__INSTRUCTIONS TO FOLLOW__
Search the material below for the string "extjs" and list each line that holds it.

__RECORDS FOR THIS EXERCISE__

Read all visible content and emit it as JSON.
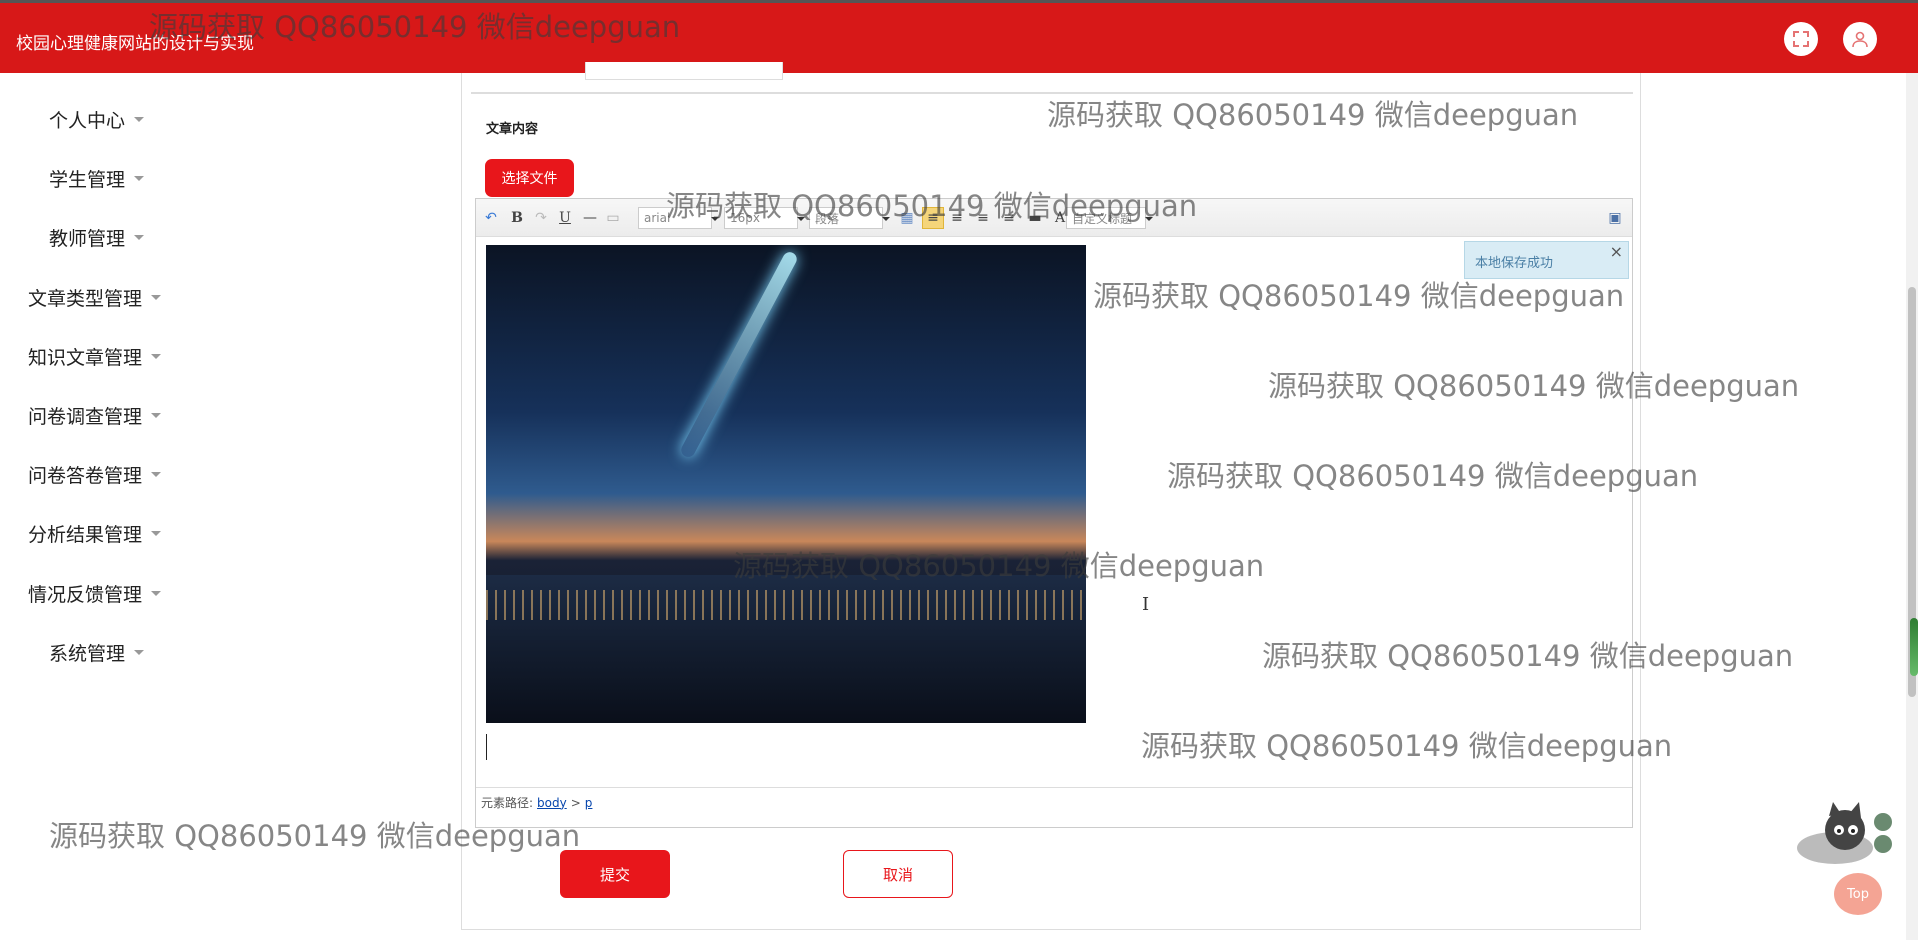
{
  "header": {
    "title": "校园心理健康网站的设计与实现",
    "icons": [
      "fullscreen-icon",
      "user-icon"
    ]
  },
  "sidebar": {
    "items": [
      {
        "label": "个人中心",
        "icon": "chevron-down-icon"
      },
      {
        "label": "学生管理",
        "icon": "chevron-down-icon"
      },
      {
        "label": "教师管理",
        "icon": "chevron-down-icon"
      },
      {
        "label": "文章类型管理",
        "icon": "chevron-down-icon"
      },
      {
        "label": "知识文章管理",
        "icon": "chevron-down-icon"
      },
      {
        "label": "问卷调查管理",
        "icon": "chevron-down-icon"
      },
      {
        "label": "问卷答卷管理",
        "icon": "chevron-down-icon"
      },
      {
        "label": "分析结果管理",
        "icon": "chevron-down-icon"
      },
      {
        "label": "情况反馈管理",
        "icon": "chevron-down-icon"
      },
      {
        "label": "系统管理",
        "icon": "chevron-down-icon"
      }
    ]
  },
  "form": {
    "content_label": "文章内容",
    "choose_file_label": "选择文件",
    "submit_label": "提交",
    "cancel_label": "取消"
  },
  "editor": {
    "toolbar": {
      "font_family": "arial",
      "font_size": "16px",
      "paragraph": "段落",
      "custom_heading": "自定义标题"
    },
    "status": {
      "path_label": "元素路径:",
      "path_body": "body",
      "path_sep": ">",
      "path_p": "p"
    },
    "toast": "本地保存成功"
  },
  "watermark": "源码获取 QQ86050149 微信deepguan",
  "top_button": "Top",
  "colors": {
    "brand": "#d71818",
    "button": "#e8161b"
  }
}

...

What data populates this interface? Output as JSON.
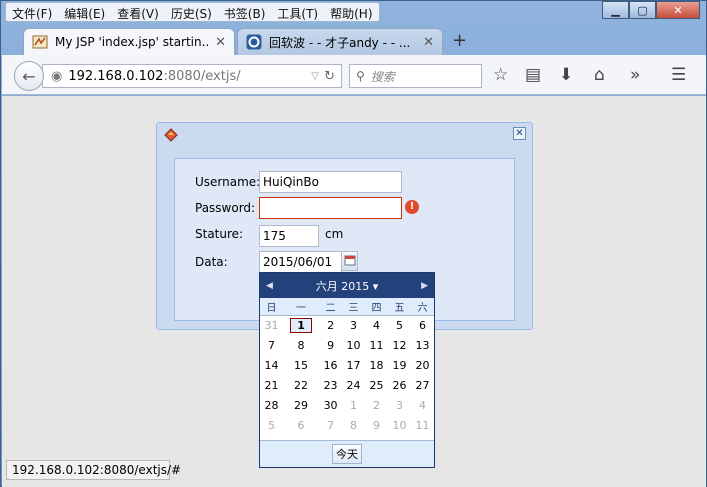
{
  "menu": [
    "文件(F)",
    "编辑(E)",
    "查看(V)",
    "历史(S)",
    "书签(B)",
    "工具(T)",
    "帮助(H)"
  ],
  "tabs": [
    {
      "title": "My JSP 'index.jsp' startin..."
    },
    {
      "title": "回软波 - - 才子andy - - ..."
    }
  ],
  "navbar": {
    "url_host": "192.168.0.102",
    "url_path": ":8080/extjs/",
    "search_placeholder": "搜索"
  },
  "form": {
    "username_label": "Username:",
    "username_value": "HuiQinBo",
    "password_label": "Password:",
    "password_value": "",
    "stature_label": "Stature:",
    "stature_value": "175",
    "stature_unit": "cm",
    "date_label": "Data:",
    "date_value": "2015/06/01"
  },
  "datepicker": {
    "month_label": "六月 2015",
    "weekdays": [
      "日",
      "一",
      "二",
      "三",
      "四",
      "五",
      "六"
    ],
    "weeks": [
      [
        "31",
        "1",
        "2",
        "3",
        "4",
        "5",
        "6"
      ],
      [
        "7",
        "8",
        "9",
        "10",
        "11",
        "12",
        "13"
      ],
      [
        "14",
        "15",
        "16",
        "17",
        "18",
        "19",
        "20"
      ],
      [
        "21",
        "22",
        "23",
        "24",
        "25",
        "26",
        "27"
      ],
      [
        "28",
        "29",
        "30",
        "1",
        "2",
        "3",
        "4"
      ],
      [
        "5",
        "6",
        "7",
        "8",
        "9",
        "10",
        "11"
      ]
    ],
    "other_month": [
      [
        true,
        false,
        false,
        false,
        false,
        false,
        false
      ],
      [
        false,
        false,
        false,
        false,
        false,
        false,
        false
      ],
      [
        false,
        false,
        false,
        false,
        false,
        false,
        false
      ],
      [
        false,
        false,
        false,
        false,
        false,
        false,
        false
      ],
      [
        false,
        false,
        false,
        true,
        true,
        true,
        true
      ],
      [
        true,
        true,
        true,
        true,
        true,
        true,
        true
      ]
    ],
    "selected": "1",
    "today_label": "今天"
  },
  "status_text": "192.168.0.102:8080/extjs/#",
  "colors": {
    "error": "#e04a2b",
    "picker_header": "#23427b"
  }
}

__ANSWER TO THIS PROBLEM__
    "url_path": ":8080/extjs/",
  "status_text": "192.168.0.102:8080/extjs/#",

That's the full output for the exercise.